2. Trier-Bieniek, Adrienne (ed), The Beyonce Effect (Jefferson: McFarland & Company, Inc., 2016) p111
3. Trier-Bieniek, Adrienne (ed), The Beyonce Effect (Jefferson: McFarland & Company, Inc., 2016) p113
4. Johnson, Geraldine, Renaissance Art: A Very Short Introduction (Oxford: Oxford University Press, 2005) p84
5. Cockram, Sarah D P, Isabella d’Este and Francesco Gonzaga: Power Sharing at the Italian Renaissance Court (London: Routledge, 2013) p196
6. Cropper, Elizabeth ‘The Beauty of Women: Problems in the Rhetoric of Renaissance Portraiture’ in Rewriting the Renaissance: The Discourses of Sexual Difference in Early Modern Europe, Margaret W Ferguson, Maureen Quilligan and Nancy Vickers (eds) (Chicago: University of Chicago Press, 1986)
7. Trier-Bieniek, Adrienne (ed), The Beyonce Effect (Jefferson: McFarland & Company, Inc., 2016) p59
8. hooks, bell, Black Looks: Race and Representation (New York: Routledge, 2015) (preface)
9. Trier-Bieniek, Adrienne (ed), The Beyonce Effect (Jefferson: McFarland & Company, Inc., 2016) p56
10. Boorsch, Suzanna and Martineau, Jane, Andrea Mantegna (London: Thames and Hudson, 1992)
11. King, Catherine ‘Did Women Patrons have a Renaissance?’ Art and Visual Culture 1100-1600: Medieval to Renaissance ed Kim Woods (London: Tate, 2013)

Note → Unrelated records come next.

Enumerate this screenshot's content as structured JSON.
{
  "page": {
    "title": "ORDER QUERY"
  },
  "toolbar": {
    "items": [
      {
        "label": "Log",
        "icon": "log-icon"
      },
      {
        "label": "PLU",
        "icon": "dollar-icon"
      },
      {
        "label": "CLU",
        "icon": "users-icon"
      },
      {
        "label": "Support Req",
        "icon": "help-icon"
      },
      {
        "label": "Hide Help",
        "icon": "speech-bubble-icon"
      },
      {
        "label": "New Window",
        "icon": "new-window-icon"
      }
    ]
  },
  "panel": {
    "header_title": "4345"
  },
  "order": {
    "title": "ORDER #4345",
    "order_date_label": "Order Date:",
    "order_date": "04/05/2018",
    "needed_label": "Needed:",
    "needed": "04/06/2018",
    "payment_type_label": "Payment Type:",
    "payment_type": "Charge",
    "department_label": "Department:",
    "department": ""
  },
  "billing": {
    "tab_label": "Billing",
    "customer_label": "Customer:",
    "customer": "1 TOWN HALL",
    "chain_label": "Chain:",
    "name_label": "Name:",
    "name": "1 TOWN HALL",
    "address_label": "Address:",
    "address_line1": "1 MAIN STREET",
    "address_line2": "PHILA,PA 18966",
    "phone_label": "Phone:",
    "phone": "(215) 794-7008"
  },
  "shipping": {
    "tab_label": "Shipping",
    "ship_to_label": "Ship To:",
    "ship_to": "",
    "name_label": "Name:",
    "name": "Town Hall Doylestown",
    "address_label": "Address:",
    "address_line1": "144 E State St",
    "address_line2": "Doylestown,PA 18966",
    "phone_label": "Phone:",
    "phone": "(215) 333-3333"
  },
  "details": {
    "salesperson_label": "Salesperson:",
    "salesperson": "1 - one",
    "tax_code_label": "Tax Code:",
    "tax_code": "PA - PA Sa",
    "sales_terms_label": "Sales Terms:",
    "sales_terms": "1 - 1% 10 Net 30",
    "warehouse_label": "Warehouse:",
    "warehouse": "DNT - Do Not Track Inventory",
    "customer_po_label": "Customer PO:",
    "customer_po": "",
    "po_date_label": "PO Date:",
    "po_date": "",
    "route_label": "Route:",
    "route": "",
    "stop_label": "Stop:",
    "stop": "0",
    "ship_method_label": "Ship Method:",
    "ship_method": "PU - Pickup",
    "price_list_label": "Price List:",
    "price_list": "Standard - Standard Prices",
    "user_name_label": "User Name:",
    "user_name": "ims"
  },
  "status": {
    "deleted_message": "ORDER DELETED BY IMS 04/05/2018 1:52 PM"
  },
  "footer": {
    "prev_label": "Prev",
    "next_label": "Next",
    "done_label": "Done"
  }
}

12. Cockram, Sarah D P, Isabella d’Este and Francesco Gonzaga: Power Sharing at the Italian Renaissance Court p 195
Boorsch, Suzanna and Martineau, Jane, Andrea Mantegna (London: Thames and Hudson, 1992).
Burke, Jill, Changing Patrons: Social Identity and the Visual Arts in Renaissance Florence (Pennsylvania: Penn State Press, 2004).
Cockram, Sarah D P, Isabella d’Este and Francesco Gonzaga: Power Sharing at the Italian Re-
naissance Court (London: Routledge, 2013).
Cropper, Elizabeth ‘The Beauty of Women: Problems in the Rhetoric of Renaissance Portraiture’ in Rewriting the Renaissance: The Discourses of Sexual Difference in Early Modern Europe, Margaret W Ferguson, Maureen Quilligan and Nancy Vickers (eds) (Chicago: University of Chicago Press, 1986).
hooks, bell, Black Looks: Race and Representation (New York: Routledge, 2015).
Johnson, Geraldine, Renaissance Art: A Very Short Introduction (Oxford: Oxford University Press, 2005).
King, Catherine ‘Did Women Patrons have a Renaissance?’ Art and Visual Culture 1100-1600: Medieval to Renaissance ed Kim Woods (London: Tate, 2013).
Trier-Bieniek, Adrienne (ed), The Beyonce Effect (Jefferson: McFarland & Company, Inc., 2016).